Plans for future treatments
Additional mechanical brush saw release as needed.
Costs and economic considerations
Revenue: final harvest- $21,872.06 or $1,208.40/acre.
Site prep: slash and debris raked into windrows in/around landing, ~2 acres = $300.
Planting: labor- $2,566.80 or $142.60/acre, seedlings- $2,769.48 or $153.86/acre, total planting cost of $5,336.28 or $296.46/acre.
Brush saw release: completed 8/5/21, in partnership with The Nature Conservancy, $0.00 cost to State.
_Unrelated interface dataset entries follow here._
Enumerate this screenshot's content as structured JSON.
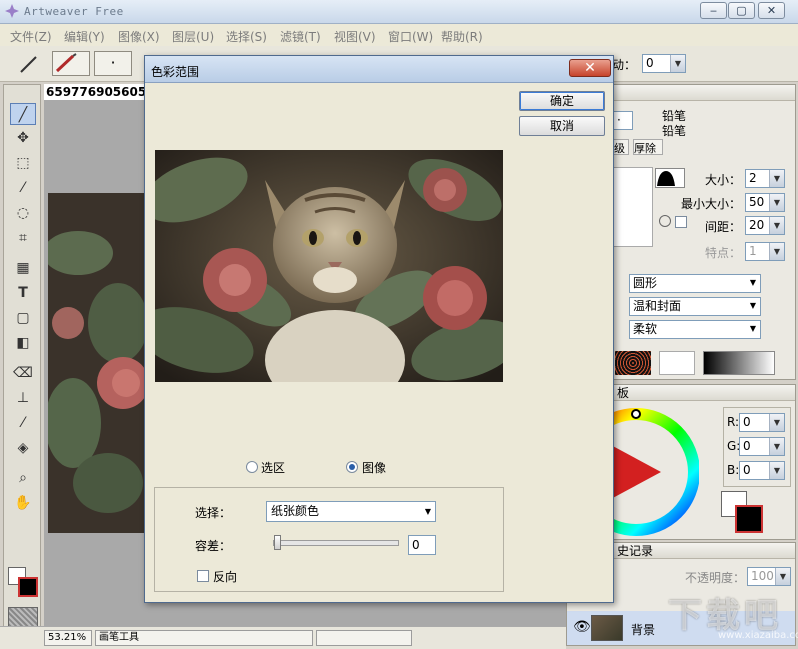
{
  "window": {
    "title": "Artweaver Free",
    "minimize_glyph": "‒",
    "maximize_glyph": "▢",
    "close_glyph": "✕"
  },
  "menu": [
    {
      "label": "文件(Z)"
    },
    {
      "label": "编辑(Y)"
    },
    {
      "label": "图像(X)"
    },
    {
      "label": "图层(U)"
    },
    {
      "label": "选择(S)"
    },
    {
      "label": "滤镜(T)"
    },
    {
      "label": "视图(V)"
    },
    {
      "label": "窗口(W)"
    },
    {
      "label": "帮助(R)"
    }
  ],
  "options_bar": {
    "flow_label": "动：",
    "flow_value": "0"
  },
  "document": {
    "tab_title": "65977690560522"
  },
  "status": {
    "zoom": "53.21%",
    "tool_name": "画笔工具"
  },
  "brush_panel": {
    "tool_name_1": "铅笔",
    "tool_name_2": "铅笔",
    "tab_label": "级",
    "tab_thickness": "厚除",
    "size_label": "大小：",
    "size_value": "2",
    "min_size_label": "最小大小：",
    "min_size_value": "50",
    "spacing_label": "间距：",
    "spacing_value": "20",
    "feature_label": "特点：",
    "feature_value": "1",
    "shape_value": "圆形",
    "paper_value": "温和封面",
    "softness_value": "柔软"
  },
  "color_panel": {
    "title": "板",
    "r_label": "R:",
    "r_value": "0",
    "g_label": "G:",
    "g_value": "0",
    "b_label": "B:",
    "b_value": "0"
  },
  "history_panel": {
    "title": "史记录",
    "opacity_label": "不透明度：",
    "opacity_value": "100",
    "layer_name": "背景"
  },
  "dialog": {
    "title": "色彩范围",
    "ok_label": "确定",
    "cancel_label": "取消",
    "radio_selection": "选区",
    "radio_image": "图像",
    "select_label": "选择：",
    "select_value": "纸张颜色",
    "tolerance_label": "容差：",
    "tolerance_value": "0",
    "invert_label": "反向",
    "close_glyph": "✕"
  },
  "watermark": {
    "text": "下载吧",
    "url": "www.xiazaiba.com"
  },
  "colors": {
    "title_gradient_top": "#e6eef7",
    "dialog_bg": "#ece9d8",
    "close_red": "#c7442b",
    "active_tool": "#bfd3ee"
  }
}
For reference average cost of brush saw release on state land in 2020 was $167/acre.
Total regeneration costs: $5,636.28 or $313.12/acre.
This prescription was a compromise through coordination with MN DNR Divisions of Wildlife and Ecological and Water Resources.
This case study will continue to be updated as further treatments are completed until site is free-to-grow.
For another similar prescription see: Regenerating Blueberry Hill natural origin red pine using a mix of artificial and natural regeneration (MN DNR)
Climate Adaptation Considerations
Increase stand resilience to climate change through increased species diversity.
Summary / lessons learned / additional thoughts
This prescription balanced economic and ecological objectives by using a silvicultural strategy that favored both artificial and natural regeneration of red pine. It used leave tree retention, passive site prep that relied on timber harvest operations, advance regeneration, and variable density planting to achieve the desired results. Early results indicate that compositionally this stand is on track to the specified desired future condition, but future tending and monitoring will be needed to ensure the long-term success of the prescription.
When managing similar stands in the future with the similar objectives it would be more cost effective and reduce planting supervision efforts to designate areas needing variable density and include this type of project on our regular statewide planting contracts, instead of spending several days of planting with a local contractor.
Observations have also shown that relying solely on full tree logging for site prep during dry, non-frozen conditions results in a wide range of mineral soil exposure and competition control across the site, which in itself creates variable planting densities along with varying survival of seedlings..
This case study was reviewed by MN DNR Silviculture Program Staff Mike Reinikainen. Case study submitted on 08/19/2022.